With Canned Heat bassist Larry Taylor, Mandel joined John Mayall's band for the next two years.  He is heard playing on the two albums from that period USA Union and Back to the Roots. In 1972, he teamed up with Don "Sugarcane" Harris, Randy Resnick on guitar, Victor Conte on bass, and Paul Lagos on drums to form the band Pure Food and Drug Act, which released one album, Choice Cuts.  During the 1970s Mandel released the albums Baby Batter (1970), The Snake (1972), Feel the Sound of Harvey Mandel (1974) and Shangrenade (1973),  in the latter employing the technique of two-handed tapping. He also released an instructional video, Harvey Mandel: Blues Guitar & Beyond.
When Rolling Stones guitarist Mick Taylor left the band, Mandel was given an audition as his replacement.  He recorded two tracks with the Stones for their 1976 album Black and Blue: " Hot Stuff" (providing the lead guitar solo throughout) and " Memory Motel".
Mandel acted in the film Chalk, which was directed by Rob Nilsson.
In 2009, Mandel and Larry Taylor reunited with Fito de la Parra and the rest of the current Canned Heat lineup to perform certain shows on the Canned Heat tour. Taylor, Mandel and de la Parra had all been part of the 1969 Woodstock Festival lineup. Mandel rejoined Canned Heat permanently in 2010.
Harvey Mandel and the Snake Crew was released in 2006. Notable guest performers included Elvin Bishop, Norton Buffalo, Marcy Levy, and Nick Gravenites, plus Freddie Roulette, Pete Sears, Peter Albin, Mic Gillette, Barry Goldberg and Howard Wales. Live at Biscuits & Blues followed in 2009.
In 2014, Harvey collaborated with the herbalist Ron Teeguarden on an album titled Dragons at Play, which consisted of nine tracks.
In 2015, Cleopatra Records issued a six-disc retrospective of Harvey's career featuring the first five of Harvey's solo albums, and a sixth disc containing a live performance from the Matrix Club in San Francisco, on December 24, 1968. The performance included Jerry Garcia, and Elvin Bishop.

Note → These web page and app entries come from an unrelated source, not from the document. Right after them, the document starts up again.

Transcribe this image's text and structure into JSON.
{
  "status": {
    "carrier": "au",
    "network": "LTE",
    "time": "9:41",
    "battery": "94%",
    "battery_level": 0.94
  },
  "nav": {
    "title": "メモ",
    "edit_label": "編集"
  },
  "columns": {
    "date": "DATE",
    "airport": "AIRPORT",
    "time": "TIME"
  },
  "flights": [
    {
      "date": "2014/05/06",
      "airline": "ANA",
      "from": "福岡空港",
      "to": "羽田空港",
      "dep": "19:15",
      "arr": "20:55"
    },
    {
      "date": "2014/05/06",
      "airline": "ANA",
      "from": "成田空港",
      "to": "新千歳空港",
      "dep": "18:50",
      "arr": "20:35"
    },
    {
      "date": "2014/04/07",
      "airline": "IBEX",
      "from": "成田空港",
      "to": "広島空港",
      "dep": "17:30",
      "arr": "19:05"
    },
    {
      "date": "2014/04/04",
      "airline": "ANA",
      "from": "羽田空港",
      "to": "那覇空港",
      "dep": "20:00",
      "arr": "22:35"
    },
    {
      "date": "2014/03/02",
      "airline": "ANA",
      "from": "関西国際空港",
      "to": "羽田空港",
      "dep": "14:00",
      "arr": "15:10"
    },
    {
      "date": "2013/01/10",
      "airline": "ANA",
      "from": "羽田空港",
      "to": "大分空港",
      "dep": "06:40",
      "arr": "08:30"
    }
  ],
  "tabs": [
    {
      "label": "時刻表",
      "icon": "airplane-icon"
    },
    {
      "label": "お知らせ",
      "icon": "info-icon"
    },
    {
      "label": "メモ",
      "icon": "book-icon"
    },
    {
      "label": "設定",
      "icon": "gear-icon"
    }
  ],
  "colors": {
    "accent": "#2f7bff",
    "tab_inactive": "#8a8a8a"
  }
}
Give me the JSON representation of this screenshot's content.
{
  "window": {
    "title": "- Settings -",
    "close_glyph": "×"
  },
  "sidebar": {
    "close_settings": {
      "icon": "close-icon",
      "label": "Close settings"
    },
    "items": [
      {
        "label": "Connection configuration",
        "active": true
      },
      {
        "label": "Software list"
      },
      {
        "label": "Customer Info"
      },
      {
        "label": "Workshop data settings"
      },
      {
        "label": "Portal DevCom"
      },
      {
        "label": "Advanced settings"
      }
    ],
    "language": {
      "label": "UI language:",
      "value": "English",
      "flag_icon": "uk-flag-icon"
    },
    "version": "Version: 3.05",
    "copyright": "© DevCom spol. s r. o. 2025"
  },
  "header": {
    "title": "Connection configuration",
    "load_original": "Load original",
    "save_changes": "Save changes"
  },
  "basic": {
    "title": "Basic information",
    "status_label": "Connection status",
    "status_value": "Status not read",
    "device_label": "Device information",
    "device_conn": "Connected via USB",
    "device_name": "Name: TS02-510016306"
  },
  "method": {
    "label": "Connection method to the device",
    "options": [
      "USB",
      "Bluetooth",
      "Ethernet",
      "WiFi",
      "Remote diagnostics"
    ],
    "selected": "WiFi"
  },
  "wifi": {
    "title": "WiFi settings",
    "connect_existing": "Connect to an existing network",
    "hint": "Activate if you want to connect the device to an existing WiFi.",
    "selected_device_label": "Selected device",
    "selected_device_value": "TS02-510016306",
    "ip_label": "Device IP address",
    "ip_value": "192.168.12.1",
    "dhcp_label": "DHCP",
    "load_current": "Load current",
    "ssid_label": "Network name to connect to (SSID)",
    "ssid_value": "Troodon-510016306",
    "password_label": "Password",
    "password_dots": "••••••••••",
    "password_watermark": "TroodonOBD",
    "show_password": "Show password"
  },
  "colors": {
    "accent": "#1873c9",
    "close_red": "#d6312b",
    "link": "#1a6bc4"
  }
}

In 2016, Harvey, along with Ryley Walker's backing band,  entered the recording studios at Fantasy Records, Berkeley, for two days of live studio recording, which resulted in the eight self-composed tracks which made up the album Snake Pit.
In 2017, Harvey released the 10 track album Snake Attack. According to Harvey, "I wrote all the songs, performed all the instruments and mixed and mastered all the songs myself. Working in my own home studio allowed me to do all sorts of great guitar overdubs that I'd never have been able to do in a regular studio."[ citation needed]
His guitar work on the legendary Stand Back! Here Comes Charley Musselwhite's South Side Band (1966) rivaled the playing of both Mike Bloomfield and Eric Clapton and brought blues and rock and roll another step closer to one another with his relentless fuzz tone, feedback-edged solos, and unusual syncopated phrasing.